# Required action
Filter the lines below, copying only those with the string "photo".

Material provided section start

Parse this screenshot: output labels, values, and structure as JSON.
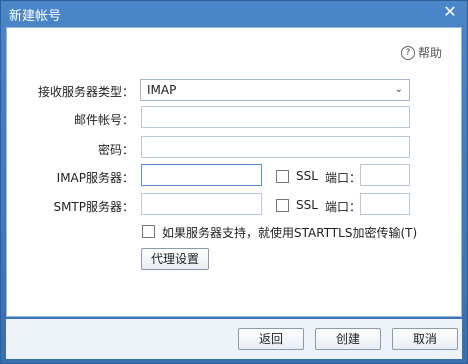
{
  "window": {
    "title": "新建帐号",
    "close_icon": "close-icon"
  },
  "help": {
    "label": "帮助",
    "icon": "question-circle-icon"
  },
  "form": {
    "server_type_label": "接收服务器类型：",
    "server_type_value": "IMAP",
    "account_label": "邮件帐号：",
    "account_value": "",
    "password_label": "密码：",
    "password_value": "",
    "imap_label": "IMAP服务器：",
    "imap_value": "",
    "imap_ssl_label": "SSL",
    "imap_port_label": "端口：",
    "imap_port_value": "",
    "smtp_label": "SMTP服务器：",
    "smtp_value": "",
    "smtp_ssl_label": "SSL",
    "smtp_port_label": "端口：",
    "smtp_port_value": "",
    "starttls_label": "如果服务器支持，就使用STARTTLS加密传输(T)",
    "proxy_button": "代理设置"
  },
  "footer": {
    "back_button": "返回",
    "create_button": "创建",
    "cancel_button": "取消"
  }
}
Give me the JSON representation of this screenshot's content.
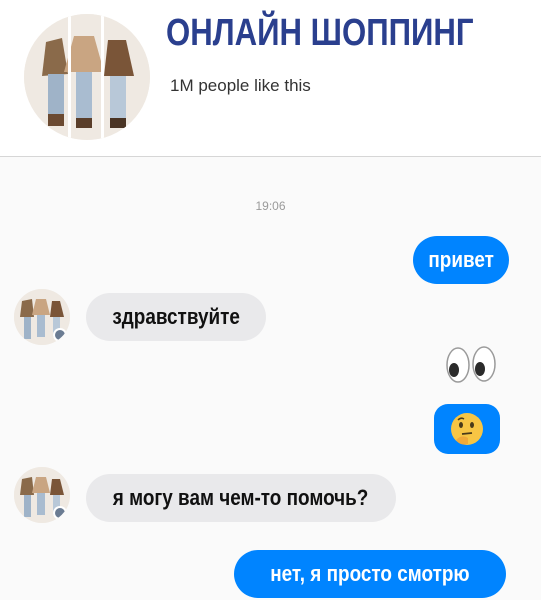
{
  "page": {
    "title": "ОНЛАЙН ШОППИНГ",
    "likes": "1M people like this"
  },
  "chat": {
    "timestamp": "19:06",
    "messages": [
      {
        "from": "me",
        "text": "привет"
      },
      {
        "from": "page",
        "text": "здравствуйте"
      },
      {
        "from": "me",
        "emoji": "eyes-emoji"
      },
      {
        "from": "me",
        "emoji": "thinking-face-emoji"
      },
      {
        "from": "page",
        "text": "я могу вам чем-то помочь?"
      },
      {
        "from": "me",
        "text": "нет, я просто смотрю"
      }
    ]
  },
  "colors": {
    "outgoing_bubble": "#0084ff",
    "incoming_bubble": "#e9e9eb",
    "title": "#2a3f8e"
  }
}
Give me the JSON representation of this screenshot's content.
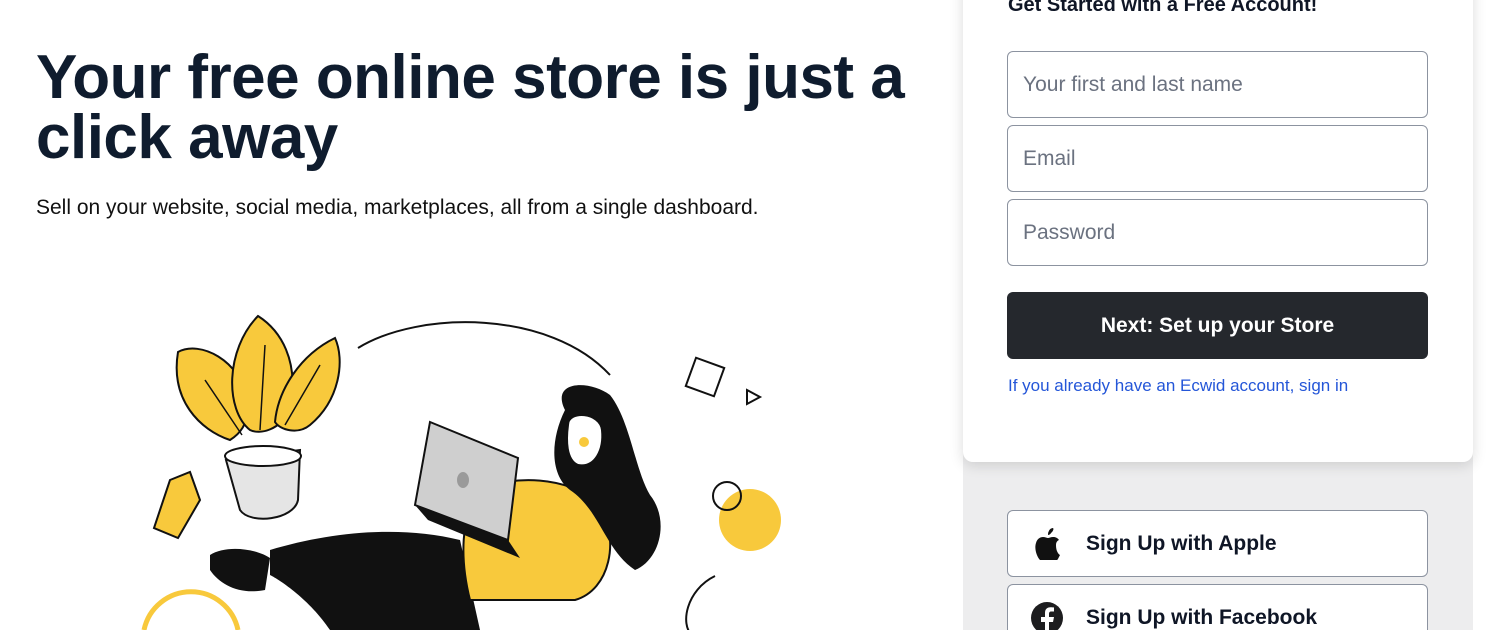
{
  "hero": {
    "title": "Your free online store is just a click away",
    "subtitle": "Sell on your website, social media, marketplaces, all from a single dashboard."
  },
  "signup": {
    "heading": "Get Started with a Free Account!",
    "name_placeholder": "Your first and last name",
    "email_placeholder": "Email",
    "password_placeholder": "Password",
    "submit_label": "Next: Set up your Store",
    "signin_link": "If you already have an Ecwid account, sign in",
    "apple_label": "Sign Up with Apple",
    "facebook_label": "Sign Up with Facebook"
  },
  "colors": {
    "accent_yellow": "#f8c93c",
    "button_dark": "#25282d",
    "link_blue": "#2456d8",
    "facebook": "#1d1d1f"
  },
  "icons": {
    "apple": "apple-icon",
    "facebook": "facebook-icon"
  }
}
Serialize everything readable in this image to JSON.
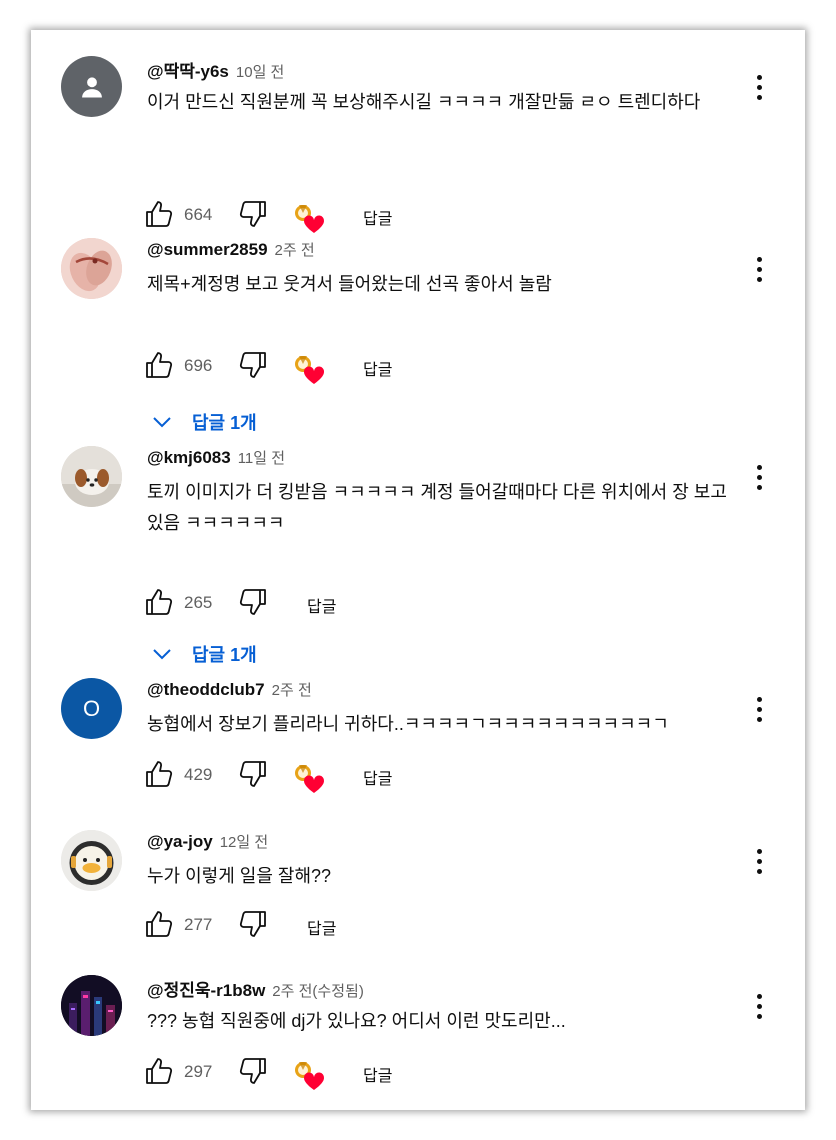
{
  "colors": {
    "link_blue": "#065fd4",
    "secondary_text": "#606060",
    "heart_red": "#ff0033",
    "avatar_gray": "#5f6368",
    "avatar_blue": "#0b57a4"
  },
  "comments": [
    {
      "author": "@딱딱-y6s",
      "time": "10일 전",
      "edited": "",
      "text": "이거 만드신 직원분께 꼭 보상해주시길 ㅋㅋㅋㅋ 개잘만듦 ㄹㅇ 트렌디하다",
      "likes": "664",
      "reply_label": "답글",
      "creator_heart": true,
      "avatar_icon": "person-icon"
    },
    {
      "author": "@summer2859",
      "time": "2주 전",
      "edited": "",
      "text": "제목+계정명 보고 웃겨서 들어왔는데 선곡 좋아서 놀람",
      "likes": "696",
      "reply_label": "답글",
      "creator_heart": true,
      "replies_label": "답글 1개",
      "avatar_icon": "photo-avatar-hands"
    },
    {
      "author": "@kmj6083",
      "time": "11일 전",
      "edited": "",
      "text": "토끼 이미지가 더 킹받음 ㅋㅋㅋㅋㅋ 계정 들어갈때마다 다른 위치에서 장 보고 있음 ㅋㅋㅋㅋㅋㅋ",
      "likes": "265",
      "reply_label": "답글",
      "creator_heart": false,
      "replies_label": "답글 1개",
      "avatar_icon": "photo-avatar-dog"
    },
    {
      "author": "@theoddclub7",
      "time": "2주 전",
      "edited": "",
      "text": "농협에서 장보기 플리라니 귀하다..ㅋㅋㅋㅋㄱㅋㅋㅋㅋㅋㅋㅋㅋㅋㅋㄱ",
      "likes": "429",
      "reply_label": "답글",
      "creator_heart": true,
      "avatar_letter": "O",
      "avatar_icon": "letter-avatar"
    },
    {
      "author": "@ya-joy",
      "time": "12일 전",
      "edited": "",
      "text": "누가 이렇게 일을 잘해??",
      "likes": "277",
      "reply_label": "답글",
      "creator_heart": false,
      "avatar_icon": "photo-avatar-duck"
    },
    {
      "author": "@정진욱-r1b8w",
      "time": "2주 전",
      "edited": "(수정됨)",
      "text": "??? 농협 직원중에 dj가 있나요? 어디서 이런 맛도리만...",
      "likes": "297",
      "reply_label": "답글",
      "creator_heart": true,
      "avatar_icon": "photo-avatar-neon-city"
    }
  ]
}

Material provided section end

# Result for this exercise
      "avatar_icon": "photo-avatar-hands"
      "avatar_icon": "photo-avatar-dog"
      "avatar_icon": "photo-avatar-duck"
      "avatar_icon": "photo-avatar-neon-city"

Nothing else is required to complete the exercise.